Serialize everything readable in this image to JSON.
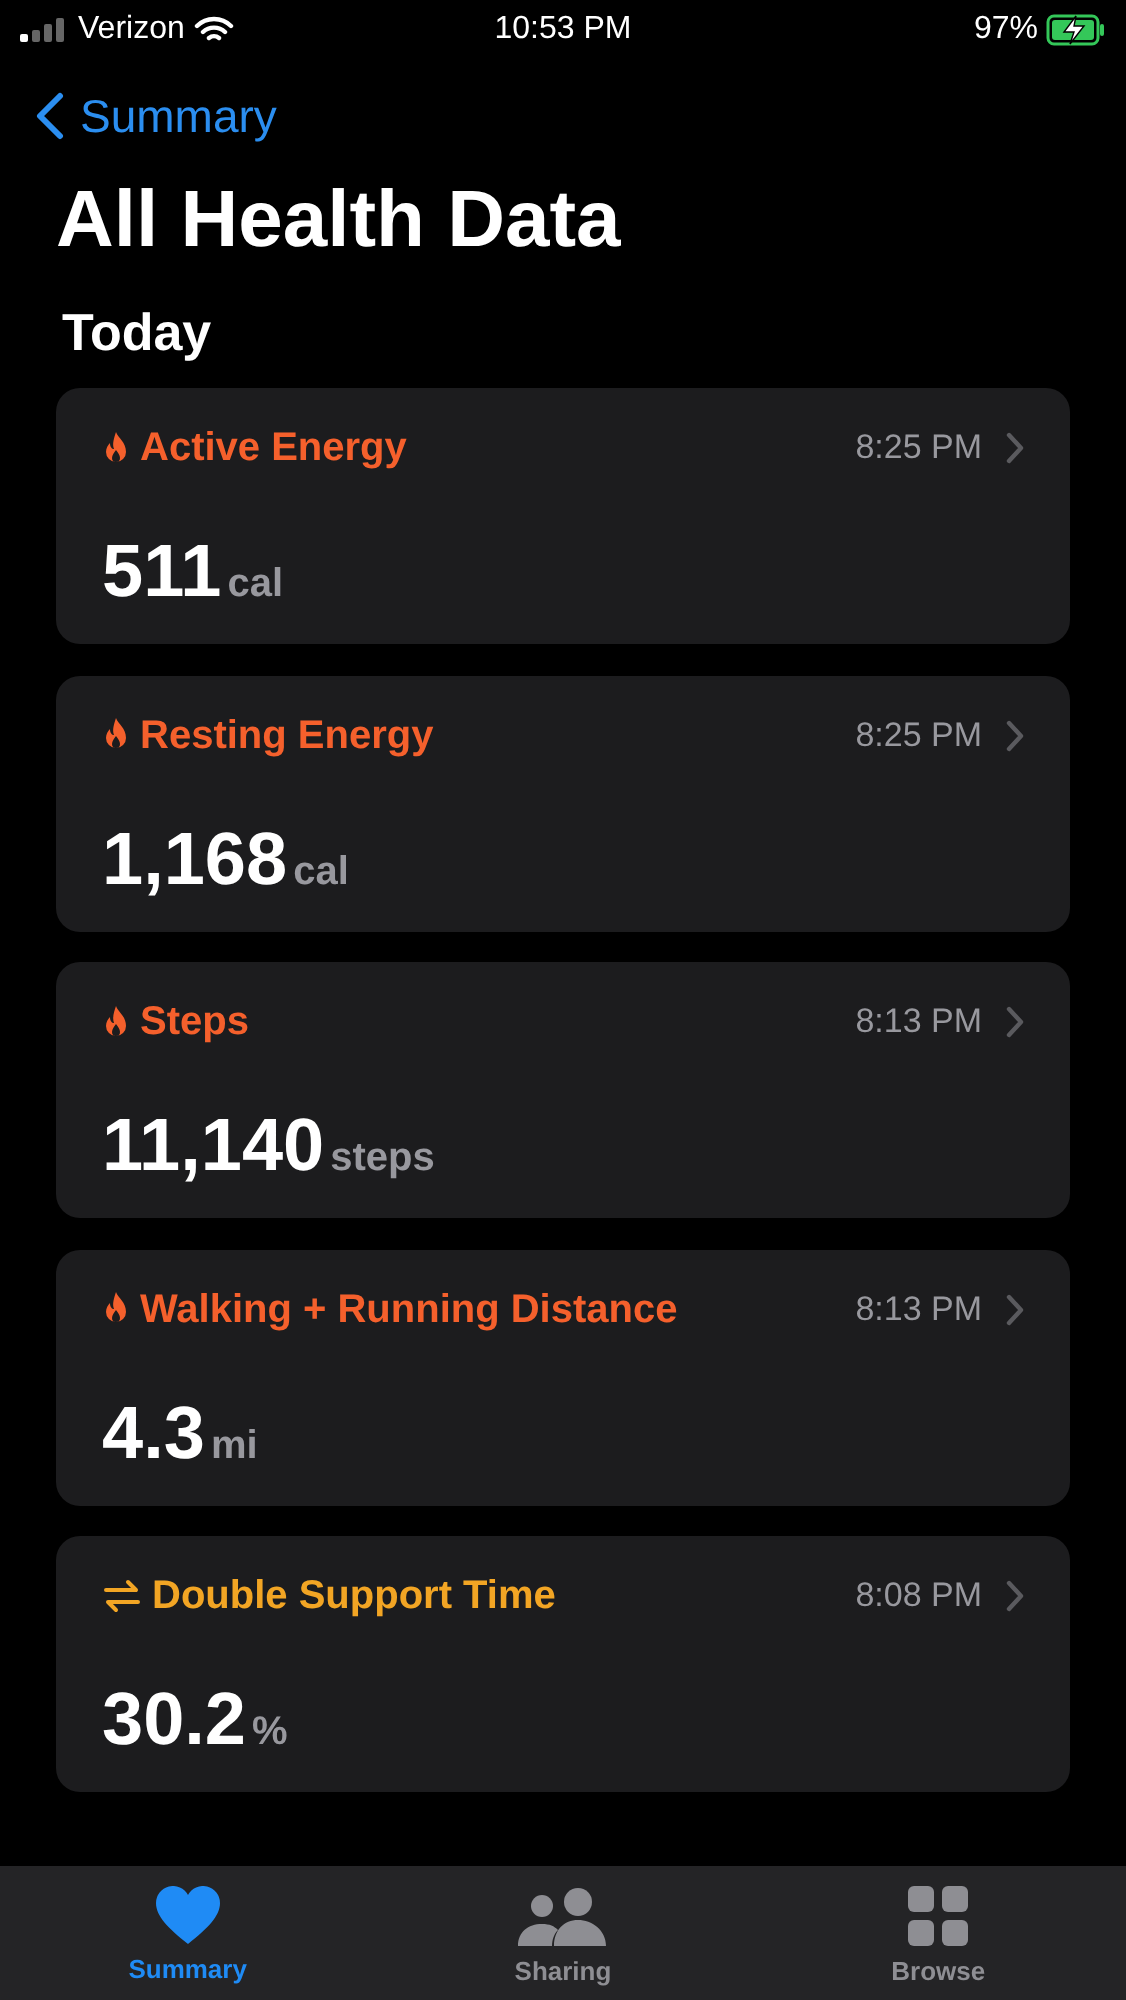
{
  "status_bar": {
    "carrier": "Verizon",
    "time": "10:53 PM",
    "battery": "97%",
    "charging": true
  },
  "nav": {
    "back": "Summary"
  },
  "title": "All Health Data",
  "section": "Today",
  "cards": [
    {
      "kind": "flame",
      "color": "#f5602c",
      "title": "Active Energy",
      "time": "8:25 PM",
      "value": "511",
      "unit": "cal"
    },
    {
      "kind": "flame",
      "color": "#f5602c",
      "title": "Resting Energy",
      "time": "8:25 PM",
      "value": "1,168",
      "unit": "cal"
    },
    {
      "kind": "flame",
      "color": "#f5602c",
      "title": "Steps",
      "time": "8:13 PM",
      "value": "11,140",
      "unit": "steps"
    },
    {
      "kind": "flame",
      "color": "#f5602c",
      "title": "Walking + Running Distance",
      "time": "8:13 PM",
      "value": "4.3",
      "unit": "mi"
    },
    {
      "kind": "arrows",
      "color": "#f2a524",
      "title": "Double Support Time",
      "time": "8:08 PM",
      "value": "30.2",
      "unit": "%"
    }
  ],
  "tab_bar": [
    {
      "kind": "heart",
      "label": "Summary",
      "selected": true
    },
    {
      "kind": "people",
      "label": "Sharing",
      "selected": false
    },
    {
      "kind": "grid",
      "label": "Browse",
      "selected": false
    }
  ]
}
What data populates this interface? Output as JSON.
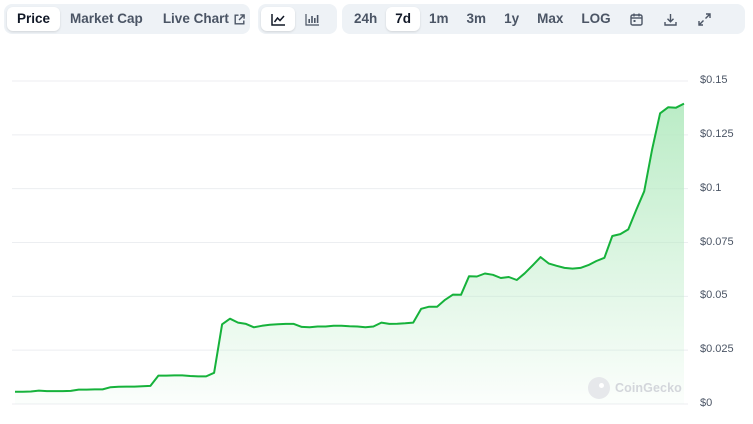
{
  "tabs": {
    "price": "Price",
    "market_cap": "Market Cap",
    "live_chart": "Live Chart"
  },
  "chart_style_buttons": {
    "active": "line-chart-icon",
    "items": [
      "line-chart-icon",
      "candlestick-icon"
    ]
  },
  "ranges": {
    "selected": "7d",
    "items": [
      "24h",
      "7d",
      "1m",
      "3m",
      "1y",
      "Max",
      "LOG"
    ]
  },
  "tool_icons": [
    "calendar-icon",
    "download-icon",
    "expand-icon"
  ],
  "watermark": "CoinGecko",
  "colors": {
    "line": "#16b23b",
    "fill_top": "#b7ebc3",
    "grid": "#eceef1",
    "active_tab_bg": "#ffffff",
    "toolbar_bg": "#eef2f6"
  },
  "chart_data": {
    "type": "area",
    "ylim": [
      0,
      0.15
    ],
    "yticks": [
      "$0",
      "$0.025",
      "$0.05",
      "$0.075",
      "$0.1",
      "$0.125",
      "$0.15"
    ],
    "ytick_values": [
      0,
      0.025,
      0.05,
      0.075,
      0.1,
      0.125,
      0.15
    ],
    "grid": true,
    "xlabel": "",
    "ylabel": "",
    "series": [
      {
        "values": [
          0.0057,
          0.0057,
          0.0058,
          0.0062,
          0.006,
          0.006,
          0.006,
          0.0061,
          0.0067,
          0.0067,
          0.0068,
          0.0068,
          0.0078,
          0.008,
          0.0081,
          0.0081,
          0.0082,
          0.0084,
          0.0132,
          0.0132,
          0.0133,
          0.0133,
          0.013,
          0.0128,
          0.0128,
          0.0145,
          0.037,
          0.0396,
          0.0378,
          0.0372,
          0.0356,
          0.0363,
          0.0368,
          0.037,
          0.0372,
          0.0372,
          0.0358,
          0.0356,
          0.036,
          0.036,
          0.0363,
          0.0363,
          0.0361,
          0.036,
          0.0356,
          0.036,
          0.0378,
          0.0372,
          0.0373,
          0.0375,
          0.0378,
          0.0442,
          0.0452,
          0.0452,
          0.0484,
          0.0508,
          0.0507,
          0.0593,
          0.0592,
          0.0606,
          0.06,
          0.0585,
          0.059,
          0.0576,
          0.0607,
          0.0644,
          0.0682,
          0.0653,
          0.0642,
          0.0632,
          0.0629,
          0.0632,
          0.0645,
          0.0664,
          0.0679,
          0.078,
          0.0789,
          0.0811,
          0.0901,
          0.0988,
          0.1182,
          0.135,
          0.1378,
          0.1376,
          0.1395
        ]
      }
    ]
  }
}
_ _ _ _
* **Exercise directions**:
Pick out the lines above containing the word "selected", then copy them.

* **Expected output**:
      "selected": true
      "selected": false
      "selected": false
    "selected": "7d",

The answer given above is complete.